ABCs of Growing Healthy Kids: Lead

Lead is poisonous to the mind and body. This article details the symptoms of lead poisoning and explains what you can do to prevent it.
ABCs of Growing Healthy Kids: Lead - Articles
ABCs of Growing Healthy Kids: Lead

A Threat to Everyone... Especially Children!

Lead is poisonous to the mind and body. It can damage health and cause problems that make it hard for your child to learn. It can even kill.

Babies exposed to lead before birth may be born too small or too early. The harm lead can cause them may never go away.

Lead comes from many sources. Of these, contaminated dust is the most common. Dust can come from lead-based paint, auto exhaust residues, or soil, or it can come from home remodeling. Other sources of lead include water that has traveled through old pipes containing lead solder.

What Are the Signs of Lead Poisoning?

Symptoms in Children

The signs and symptoms of lead poisoning in children may include:

  • Irritability
  • Loss of appetite
  • Weight loss
  • Sluggishness and fatigue
  • Abdominal pain
  • Vomiting
  • Constipation
  • Learning difficult

Symptoms in newborn

Babies who are exposed to lead before birth may experience:

  • Learning difficulties
  • Slowed growth

A child can be hurt by lead but have no obvious symptoms.

What Can You Do to Prevent Lead Poisoning?

Children may eat lead or breathe it in. Keep them from eating paint chips, dust, or dirt. Clean dust with a wet mop or wet cloth, not with a vacuum cleaner. If you work around lead, avoid bringing lead dust into your home.

Let water run one minute before drinking.

Keep areas where your children play clean. Have children wash their hands and toys often.

Have children play in a sandbox instead of in the dirt. Check online for more information in EPA-Recognized Lead Kits.

Healthy eating is important too, because it helps protect the body against lead's effects. A lower-fat diet is best, especially one that includes foods with lots of calcium, iron, and zinc.

Have your child tested for lead. Every child under the age of six should be tested. All that is required is a simple blood test, which can be done at your doctor's office or a local health clinic.

Pregnant women need to be tested, too. A woman with lead in her body may give it to her unborn child.

Take action in your home. To find out about having your house and water tested for lead, call your local health department, housing authority, or water company.

For Further Information

Get an expert to help if you have a problem with lead. For more information on lead poisoning, go to the National Lead Information Center.

Call the National Lead Information Center at 1-800-424-5323 for answers to specific questions about lead.

References

  1. Backgrounder: CDC Releases New Guidance on Lead Screening
  2. EPA Recognition of Lead Test Kits
  3. Lead Hotline - The National Lead Information Center

Originally prepared by Katherine Cason, associate professor of food science.

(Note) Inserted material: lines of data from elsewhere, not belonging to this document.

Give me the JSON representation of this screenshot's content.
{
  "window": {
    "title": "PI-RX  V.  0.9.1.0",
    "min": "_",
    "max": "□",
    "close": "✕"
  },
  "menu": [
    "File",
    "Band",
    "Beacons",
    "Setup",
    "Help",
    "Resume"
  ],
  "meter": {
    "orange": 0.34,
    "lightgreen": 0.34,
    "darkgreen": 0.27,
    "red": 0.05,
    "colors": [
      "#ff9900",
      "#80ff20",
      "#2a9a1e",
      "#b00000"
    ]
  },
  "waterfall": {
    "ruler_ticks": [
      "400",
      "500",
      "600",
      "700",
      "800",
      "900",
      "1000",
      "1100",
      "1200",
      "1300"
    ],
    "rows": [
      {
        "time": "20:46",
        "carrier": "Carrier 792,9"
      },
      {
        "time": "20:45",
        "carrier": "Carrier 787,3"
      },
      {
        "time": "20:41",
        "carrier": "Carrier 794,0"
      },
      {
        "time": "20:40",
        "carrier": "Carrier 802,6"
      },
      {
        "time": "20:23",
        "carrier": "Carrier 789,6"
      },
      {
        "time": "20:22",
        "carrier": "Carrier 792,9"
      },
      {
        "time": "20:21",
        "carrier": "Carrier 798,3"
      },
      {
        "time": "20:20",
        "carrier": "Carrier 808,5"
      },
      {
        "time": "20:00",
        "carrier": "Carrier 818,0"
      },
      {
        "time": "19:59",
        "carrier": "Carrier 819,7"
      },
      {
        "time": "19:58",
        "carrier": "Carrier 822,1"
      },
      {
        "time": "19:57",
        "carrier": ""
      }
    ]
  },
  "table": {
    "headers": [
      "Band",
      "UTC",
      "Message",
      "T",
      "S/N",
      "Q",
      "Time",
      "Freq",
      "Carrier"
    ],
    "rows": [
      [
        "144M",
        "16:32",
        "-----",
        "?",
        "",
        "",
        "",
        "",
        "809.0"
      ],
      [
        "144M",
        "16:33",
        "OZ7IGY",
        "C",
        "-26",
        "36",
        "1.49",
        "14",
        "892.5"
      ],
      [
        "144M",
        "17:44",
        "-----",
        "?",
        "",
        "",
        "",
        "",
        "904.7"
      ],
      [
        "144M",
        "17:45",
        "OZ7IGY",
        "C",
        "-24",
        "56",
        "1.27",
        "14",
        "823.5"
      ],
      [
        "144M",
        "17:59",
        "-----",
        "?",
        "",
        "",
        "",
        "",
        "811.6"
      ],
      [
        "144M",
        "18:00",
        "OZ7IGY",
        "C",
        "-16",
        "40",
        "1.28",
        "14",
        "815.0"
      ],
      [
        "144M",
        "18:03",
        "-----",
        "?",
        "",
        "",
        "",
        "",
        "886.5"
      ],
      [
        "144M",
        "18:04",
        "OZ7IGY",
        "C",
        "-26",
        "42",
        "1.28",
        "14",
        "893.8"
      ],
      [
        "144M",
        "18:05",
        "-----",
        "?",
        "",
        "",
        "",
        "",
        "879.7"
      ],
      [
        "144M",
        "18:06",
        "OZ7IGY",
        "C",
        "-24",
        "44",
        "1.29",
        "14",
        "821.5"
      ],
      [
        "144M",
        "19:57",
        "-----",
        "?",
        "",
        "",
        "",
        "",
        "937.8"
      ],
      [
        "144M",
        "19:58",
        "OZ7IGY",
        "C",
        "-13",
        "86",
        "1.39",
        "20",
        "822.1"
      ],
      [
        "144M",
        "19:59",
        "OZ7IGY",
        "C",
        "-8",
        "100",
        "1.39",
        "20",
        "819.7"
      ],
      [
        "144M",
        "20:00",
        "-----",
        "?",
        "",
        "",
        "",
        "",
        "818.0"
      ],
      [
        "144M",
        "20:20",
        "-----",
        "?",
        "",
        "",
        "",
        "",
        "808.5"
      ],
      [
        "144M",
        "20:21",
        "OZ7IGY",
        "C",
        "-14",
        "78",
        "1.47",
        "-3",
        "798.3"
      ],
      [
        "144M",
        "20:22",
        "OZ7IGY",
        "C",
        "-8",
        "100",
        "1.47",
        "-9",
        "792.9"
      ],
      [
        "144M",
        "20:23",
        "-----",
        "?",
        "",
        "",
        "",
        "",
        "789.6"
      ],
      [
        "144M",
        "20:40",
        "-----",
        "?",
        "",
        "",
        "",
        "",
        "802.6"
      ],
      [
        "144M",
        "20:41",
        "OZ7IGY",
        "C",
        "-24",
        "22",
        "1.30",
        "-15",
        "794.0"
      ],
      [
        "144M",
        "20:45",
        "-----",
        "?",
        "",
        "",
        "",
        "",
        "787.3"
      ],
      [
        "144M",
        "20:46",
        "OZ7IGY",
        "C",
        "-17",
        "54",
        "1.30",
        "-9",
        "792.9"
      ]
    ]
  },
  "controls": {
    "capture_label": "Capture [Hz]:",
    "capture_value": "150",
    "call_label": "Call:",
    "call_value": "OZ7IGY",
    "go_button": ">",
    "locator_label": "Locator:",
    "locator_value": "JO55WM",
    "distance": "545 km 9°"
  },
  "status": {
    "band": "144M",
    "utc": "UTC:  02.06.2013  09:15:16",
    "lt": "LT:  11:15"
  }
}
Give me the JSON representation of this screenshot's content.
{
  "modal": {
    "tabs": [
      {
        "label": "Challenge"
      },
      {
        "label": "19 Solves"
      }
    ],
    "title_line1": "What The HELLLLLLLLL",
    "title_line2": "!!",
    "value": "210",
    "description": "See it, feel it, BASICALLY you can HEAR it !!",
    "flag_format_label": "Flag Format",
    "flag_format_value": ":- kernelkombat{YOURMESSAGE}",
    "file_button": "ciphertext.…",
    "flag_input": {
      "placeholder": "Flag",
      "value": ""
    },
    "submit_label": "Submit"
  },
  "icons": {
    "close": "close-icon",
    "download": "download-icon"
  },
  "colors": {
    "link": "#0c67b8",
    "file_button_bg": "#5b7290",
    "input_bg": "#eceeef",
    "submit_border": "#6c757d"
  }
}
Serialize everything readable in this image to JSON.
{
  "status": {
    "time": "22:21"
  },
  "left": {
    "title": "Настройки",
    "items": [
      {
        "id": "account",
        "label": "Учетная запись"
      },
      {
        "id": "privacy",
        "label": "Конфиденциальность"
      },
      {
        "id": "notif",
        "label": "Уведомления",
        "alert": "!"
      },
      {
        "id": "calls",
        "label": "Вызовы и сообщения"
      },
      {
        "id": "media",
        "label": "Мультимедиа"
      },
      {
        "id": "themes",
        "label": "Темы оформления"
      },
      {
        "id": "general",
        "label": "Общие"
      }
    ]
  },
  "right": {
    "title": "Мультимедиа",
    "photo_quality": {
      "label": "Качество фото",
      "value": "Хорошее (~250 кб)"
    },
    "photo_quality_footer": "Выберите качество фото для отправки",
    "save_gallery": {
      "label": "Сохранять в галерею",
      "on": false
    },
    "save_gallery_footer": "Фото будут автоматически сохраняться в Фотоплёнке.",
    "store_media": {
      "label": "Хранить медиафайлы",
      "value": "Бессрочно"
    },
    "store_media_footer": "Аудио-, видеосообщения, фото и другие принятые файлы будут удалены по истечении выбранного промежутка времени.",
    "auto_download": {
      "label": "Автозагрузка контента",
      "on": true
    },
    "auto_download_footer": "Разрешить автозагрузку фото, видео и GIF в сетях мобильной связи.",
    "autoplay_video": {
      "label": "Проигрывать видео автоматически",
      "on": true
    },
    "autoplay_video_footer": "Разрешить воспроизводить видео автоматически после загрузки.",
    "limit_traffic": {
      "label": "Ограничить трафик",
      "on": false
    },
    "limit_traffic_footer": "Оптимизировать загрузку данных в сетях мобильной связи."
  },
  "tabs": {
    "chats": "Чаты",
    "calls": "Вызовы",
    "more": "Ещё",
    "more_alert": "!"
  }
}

Updated in 2014 by Jill Cox, MS, RD, program development specialist, Penn State Better Kid Care and Mary Alice Gettings, MS, RD, nutrition consultant with funding from the Penn State Extension Better Kid Care program.

Authors

Early childhood development Youth development and resiliency Early care and education workforce development Childhood obesity prevention

More by Claudia Mincemoyer, Ph.D.